Crab cakes by themselves are a treat, but top them with a runny poached egg and some hollandaise? Taking them to the next level. They're not terribly hard to make (assuming you know how to poach an egg, and if you want a good idea - google how Alton Brown does it cuz he's the man) but they do take some time and good timing to have everything come out at the same time. We cheated and used a hollandaise mix, thus the recipe for only the crab cakes here, since that's the only recipe we really used, hehe. But basically, if you have 2 people, great - one can poach the eggs while the other fries the crab cakes. OR if its just you, make the hollandaise first, then poach the eggs while the crabcakes are being broiled and muffins being toasted. By the way, split an English muffin with a fork, please! Nooks and crannies, folks... you don't get them if you use a knife, mmkay! 
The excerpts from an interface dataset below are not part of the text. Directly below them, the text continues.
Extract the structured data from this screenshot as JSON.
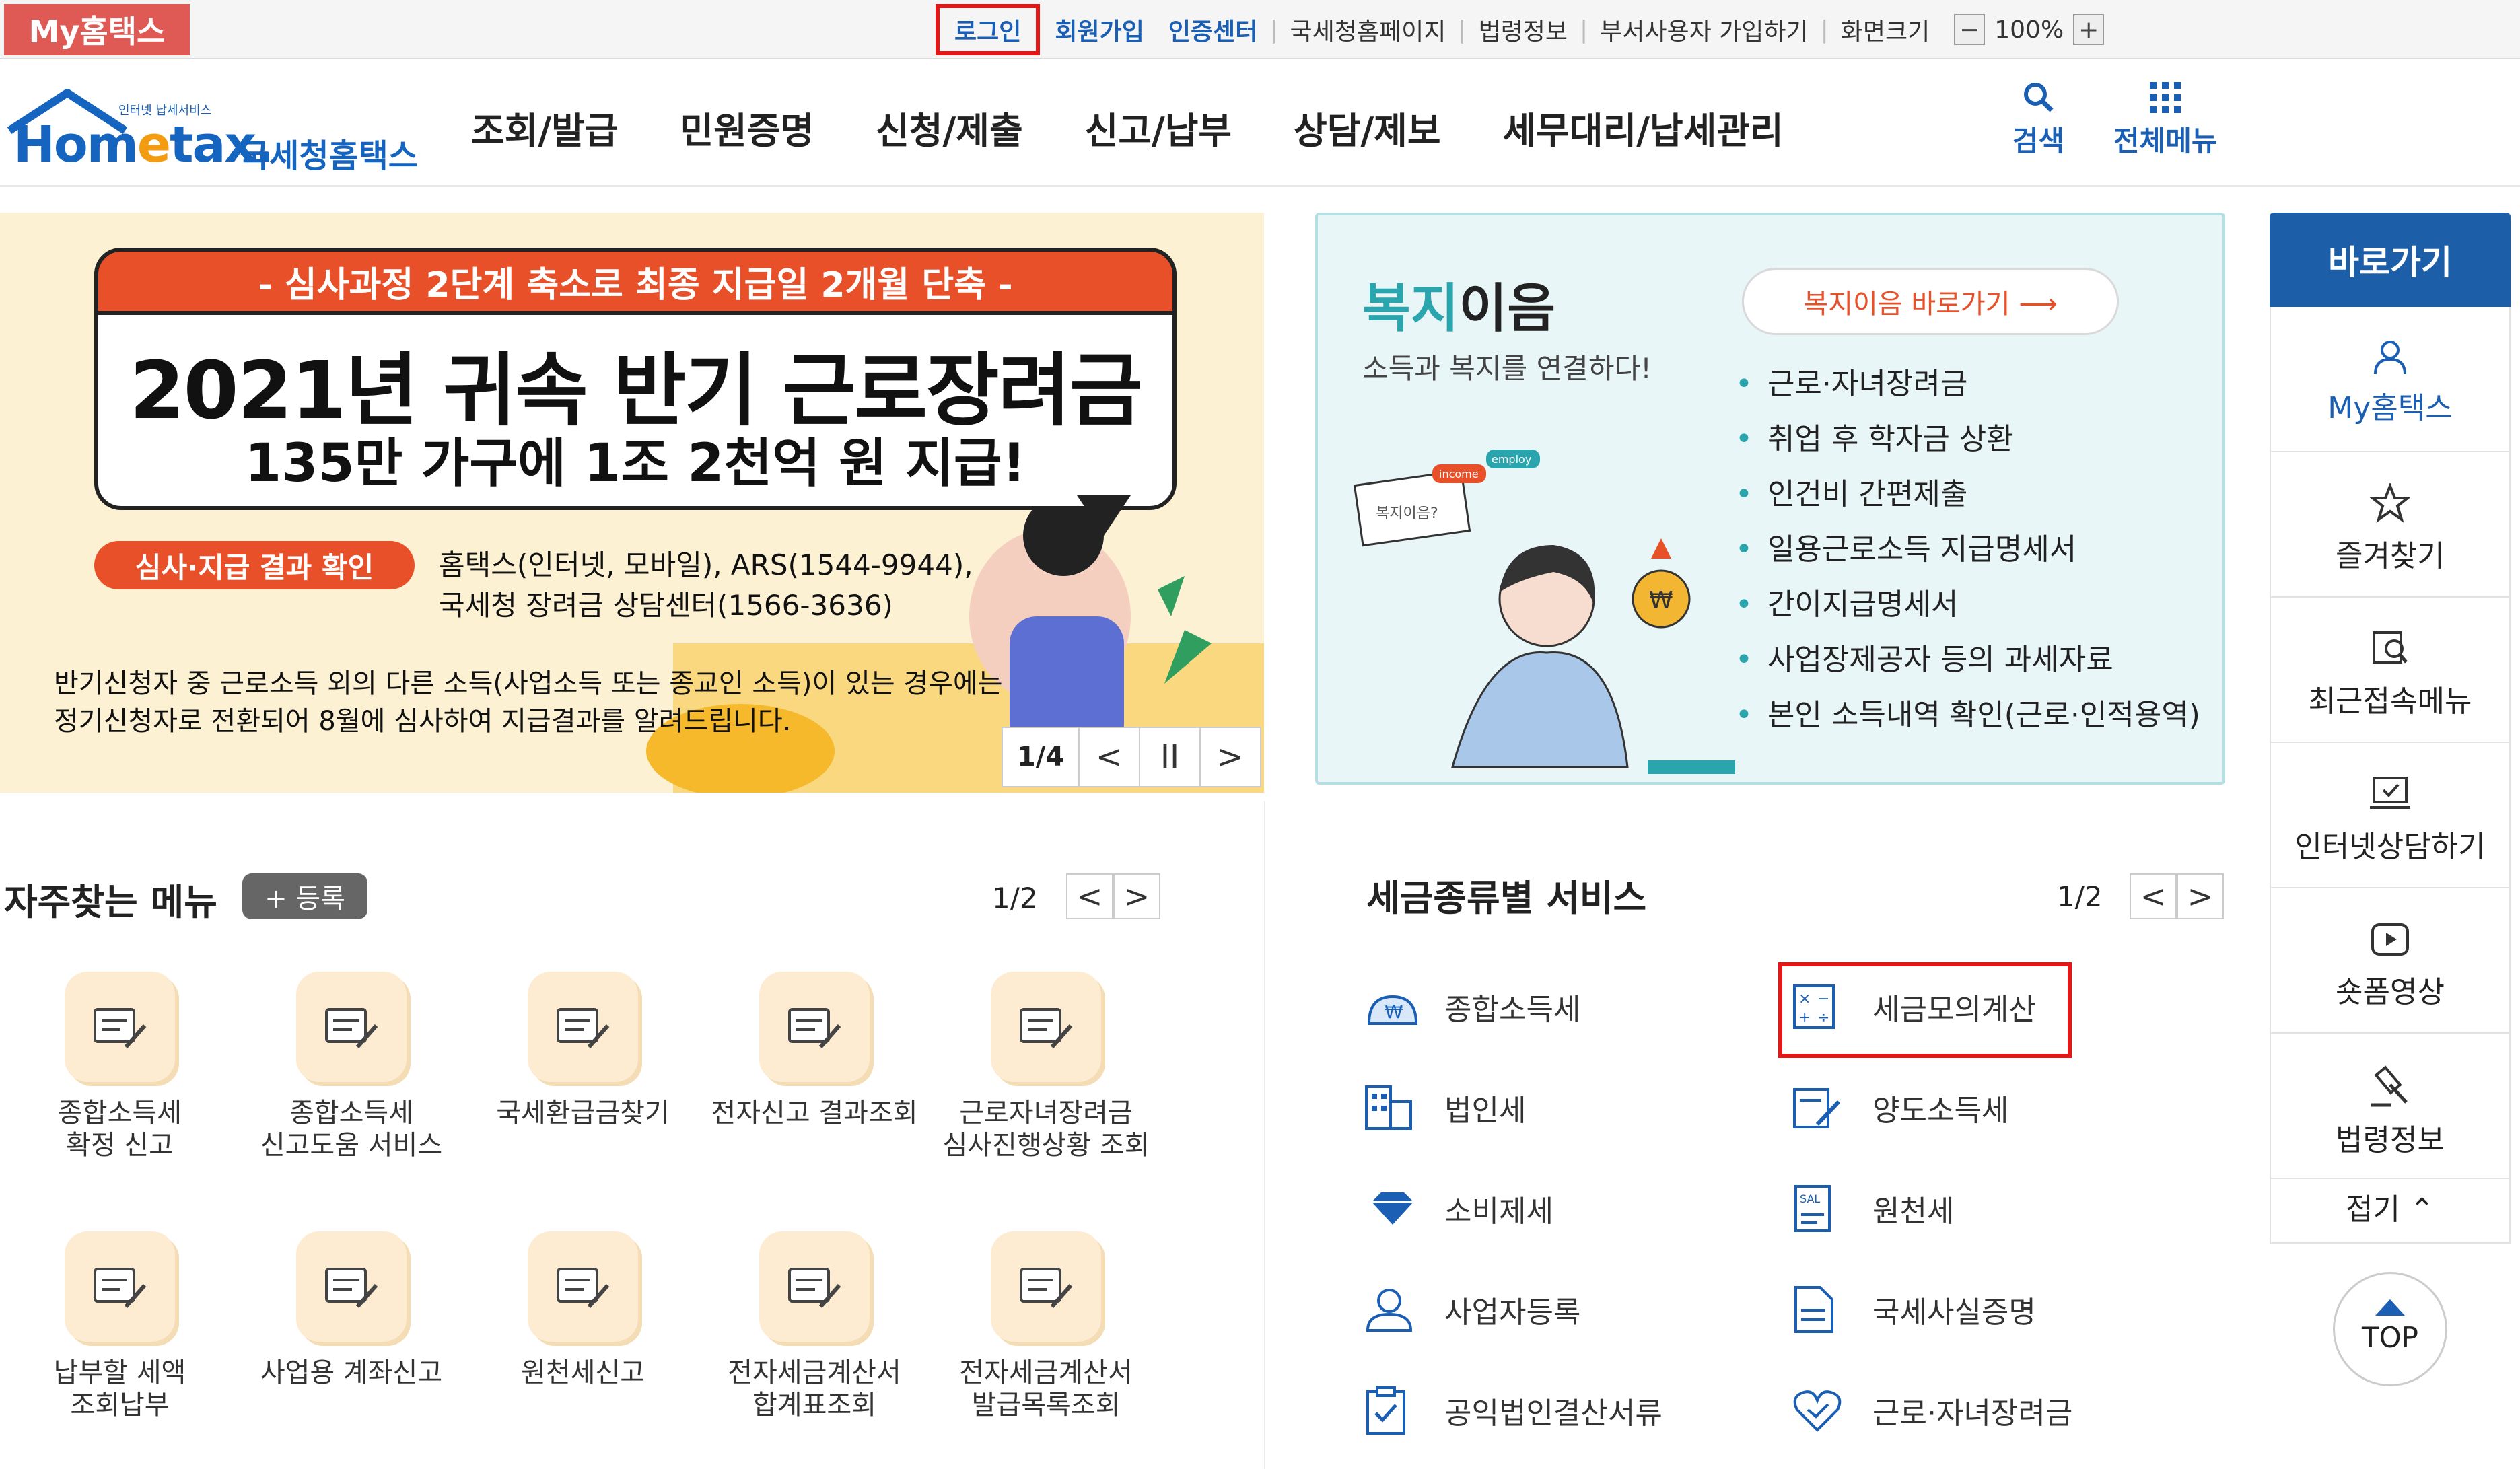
{
  "topbar": {
    "brand": "My홈택스",
    "links": [
      {
        "label": "로그인",
        "style": "login"
      },
      {
        "label": "회원가입",
        "style": "blue"
      },
      {
        "label": "인증센터",
        "style": "blue"
      },
      {
        "label": "국세청홈페이지",
        "style": "plain"
      },
      {
        "label": "법령정보",
        "style": "plain"
      },
      {
        "label": "부서사용자 가입하기",
        "style": "plain"
      },
      {
        "label": "화면크기",
        "style": "plain"
      }
    ],
    "zoom_minus": "−",
    "zoom_value": "100%",
    "zoom_plus": "+"
  },
  "header": {
    "logo_small": "인터넷 납세서비스",
    "logo_word_a": "Hom",
    "logo_word_e": "e",
    "logo_word_b": "tax.",
    "logo_ko": "국세청홈택스",
    "gnb": [
      "조회/발급",
      "민원증명",
      "신청/제출",
      "신고/납부",
      "상담/제보",
      "세무대리/납세관리"
    ],
    "search_label": "검색",
    "allmenu_label": "전체메뉴"
  },
  "banner": {
    "ribbon": "- 심사과정 2단계 축소로 최종 지급일 2개월 단축 -",
    "title": "2021년 귀속 반기 근로장려금",
    "subtitle": "135만 가구에 1조 2천억 원 지급!",
    "check_pill": "심사·지급 결과 확인",
    "contact1": "홈택스(인터넷, 모바일), ARS(1544-9944),",
    "contact2": "국세청 장려금 상담센터(1566-3636)",
    "note1": "반기신청자 중 근로소득 외의 다른 소득(사업소득 또는 종교인 소득)이 있는 경우에는",
    "note2": "정기신청자로 전환되어 8월에 심사하여 지급결과를 알려드립니다.",
    "pager": "1/4",
    "prev": "<",
    "pause": "II",
    "next": ">"
  },
  "welfare": {
    "title_accent": "복지",
    "title_rest": "이음",
    "desc": "소득과 복지를 연결하다!",
    "go_button": "복지이음 바로가기 ⟶",
    "items": [
      "근로·자녀장려금",
      "취업 후 학자금 상환",
      "인건비 간편제출",
      "일용근로소득 지급명세서",
      "간이지급명세서",
      "사업장제공자 등의 과세자료",
      "본인 소득내역 확인(근로·인적용역)"
    ],
    "illus_bubble": "복지이음?",
    "illus_tag1": "income",
    "illus_tag2": "employ"
  },
  "quicknav": {
    "head": "바로가기",
    "items": [
      {
        "label": "My홈택스",
        "icon": "user-icon"
      },
      {
        "label": "즐겨찾기",
        "icon": "star-icon"
      },
      {
        "label": "최근접속메뉴",
        "icon": "recent-menu-icon"
      },
      {
        "label": "인터넷상담하기",
        "icon": "monitor-chat-icon"
      },
      {
        "label": "숏폼영상",
        "icon": "play-icon"
      },
      {
        "label": "법령정보",
        "icon": "gavel-icon"
      }
    ],
    "fold": "접기 ⌃",
    "top": "TOP"
  },
  "frequent": {
    "title": "자주찾는 메뉴",
    "register": "+ 등록",
    "page": "1/2",
    "prev": "<",
    "next": ">",
    "items": [
      "종합소득세\n확정 신고",
      "종합소득세\n신고도움 서비스",
      "국세환급금찾기",
      "전자신고 결과조회",
      "근로자녀장려금\n심사진행상황 조회",
      "납부할 세액\n조회납부",
      "사업용 계좌신고",
      "원천세신고",
      "전자세금계산서\n합계표조회",
      "전자세금계산서\n발급목록조회"
    ]
  },
  "tax": {
    "title": "세금종류별 서비스",
    "page": "1/2",
    "prev": "<",
    "next": ">",
    "items": [
      {
        "label": "종합소득세",
        "icon": "won-bag-icon"
      },
      {
        "label": "세금모의계산",
        "icon": "calculator-icon"
      },
      {
        "label": "법인세",
        "icon": "building-icon"
      },
      {
        "label": "양도소득세",
        "icon": "document-sign-icon"
      },
      {
        "label": "소비제세",
        "icon": "diamond-icon"
      },
      {
        "label": "원천세",
        "icon": "salary-doc-icon"
      },
      {
        "label": "사업자등록",
        "icon": "person-icon"
      },
      {
        "label": "국세사실증명",
        "icon": "certificate-icon"
      },
      {
        "label": "공익법인결산서류",
        "icon": "clipboard-icon"
      },
      {
        "label": "근로·자녀장려금",
        "icon": "heart-hand-icon"
      }
    ]
  },
  "colors": {
    "brand_red": "#e05a55",
    "blue": "#1a5fb4",
    "accent_orange": "#e8502a",
    "teal": "#2ba5ad",
    "highlight": "#e01818"
  }
}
Besides these crab cakes, you'll need English muffins, eggs to poach, and some hollandaise. Oh, and butter for the muffins. To make the eggs benedict: buttered muffin topped with crabcake topped with the egg topped with hollandaise. Serve with some homefries for breakfast. Mmmm. Or with salad for dinner. Mmmm.

Crab Cakes
adapted from allrecipes.com

1 Tbsp butter
1 Tbsp olive oil
4 green onions, chopped
1 clove garlic, minced
1 tsp dry mustard
3/4 tsp cayenne pepper (1/2 if you don't like a little kick of heat)
1 1/4 tsp garlic powder
3/4 tsp old bay powder
1/2 C crushed buttery round crackers
16 oz crab meat
1 egg, beaten
2 tbsp mayonaisse
squeeze of half a lemon (no seeds!)
salt and pepper to taste
1 C panko
more oil for frying

Sautee green onion and garlic in the 1 tbsp butter and 1 tbsp olive oil. Set aside and allow to cool while you combine the next five ingredients (from the dry mustard to the buttery round crackers) in a small bowl. Put crab meat into a large bowl. Add egg and mayonaisse to it then give a gentle toss. Add the spice mix, cooled onion/garlic, and lemon juice. Toss gently until combined well -- but be gentle so you keep the chunks of crab. Form into patties. This will make 12 small patties, or 8 larger ones. Use the english muffins as a size guide. Refrigerate until ready to use.

If you're going to fry these: heat up some olive oil over medium high heat. Coat each patty with panko, then fry until each side is golden brown.

If you're going to broil them, set oven to broil. Coat each patty with panko. If they're small, broil for about 6 min a side. If they're larger, about 8 minutes per side.